Recent Government statistics2 have shown more than four-fifths of the population have at least one filling while one in twenty (six per cent) have no natural teeth at all. Almost one in three (31 per cent) of adults have tooth decay and three in every ten adults suffer from regular dental pain.
Dr Carter added: "The UK in general has developed a very unhealthy food environment, making it even harder for us to improve dietary habits.
Reducing the amount of snacking and grazing in between meals can create a swift improvement in oral health while decreasing the amount of preventable dental treatment that is carried out every year.
"In the UK, a third of children age five and age 12 have decayed teeth. There is an increasing need for stricter measures to be put in place so that children's health does not deteriorate further. Sweets are sugary foods have become the norm, this gives us an insight into why children's dental health in the UK is so poor."
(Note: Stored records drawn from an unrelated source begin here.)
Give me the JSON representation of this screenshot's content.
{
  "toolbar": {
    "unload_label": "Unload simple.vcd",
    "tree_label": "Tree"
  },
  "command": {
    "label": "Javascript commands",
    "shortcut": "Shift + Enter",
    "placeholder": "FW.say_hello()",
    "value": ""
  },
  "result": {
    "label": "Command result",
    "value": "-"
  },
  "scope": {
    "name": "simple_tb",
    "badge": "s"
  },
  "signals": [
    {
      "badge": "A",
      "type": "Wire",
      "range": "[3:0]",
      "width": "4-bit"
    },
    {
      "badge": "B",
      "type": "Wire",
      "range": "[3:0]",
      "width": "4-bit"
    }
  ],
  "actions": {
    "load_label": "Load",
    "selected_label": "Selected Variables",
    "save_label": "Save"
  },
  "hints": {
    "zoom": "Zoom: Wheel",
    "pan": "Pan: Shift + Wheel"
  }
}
Chocolate, biscuits, cakes, dried fruit, soft and fizzy drinks, along with squashes are all high in sugar, which can lead to decay or damage the enamel on the surface of the tooth. It is important to remember is that it is not the amount of sugar you eat or drink, but how often you do it. Sweet foods are allowed, but it is important to keep them to mealtimes.
The survey, conducted by the Foundation as part of National Smile Month, a campaign which aims to improve the state of oral health in the UK, questioned more than 1,000 people in order to understand some of their oral health knowledge and habits.
The Foundation has issues three key rules for good oral health:
• Brush your teeth for two minutes twice a day with a fluoride toothpaste;
• Cut down on how often you have sugary foods and drinks;
• Visit your dentist regularly, as often as they recommend.
National Smile Month, taking place from 20 May to 20 June, is the ideal opportunity for people to find out more about what good oral health consists of, how to obtain it and how to keep it.
This year, the campaign is being supported by some of the nation's best-known brands and retailers. Wrigley's Extra, Oral-B, Listerine, Steradent, Bupa, Denplan, Dencover, Argos, Lloyds Pharmacy, Aldi, Wilkinson, SleepRight and SaveWaterSaveMoney are all giving their backing to National Smile Month - the UK's biggest annual campaign to improve oral health.
1. National Smile Month 2012 Survey: Do you take your oral health into consideration with your diet?
Source: Research Now For Dental Health ~ 24/January/2012
2.Adult Dental Health Survey for England, Wales and Northern Ireland 2009, published March 2011: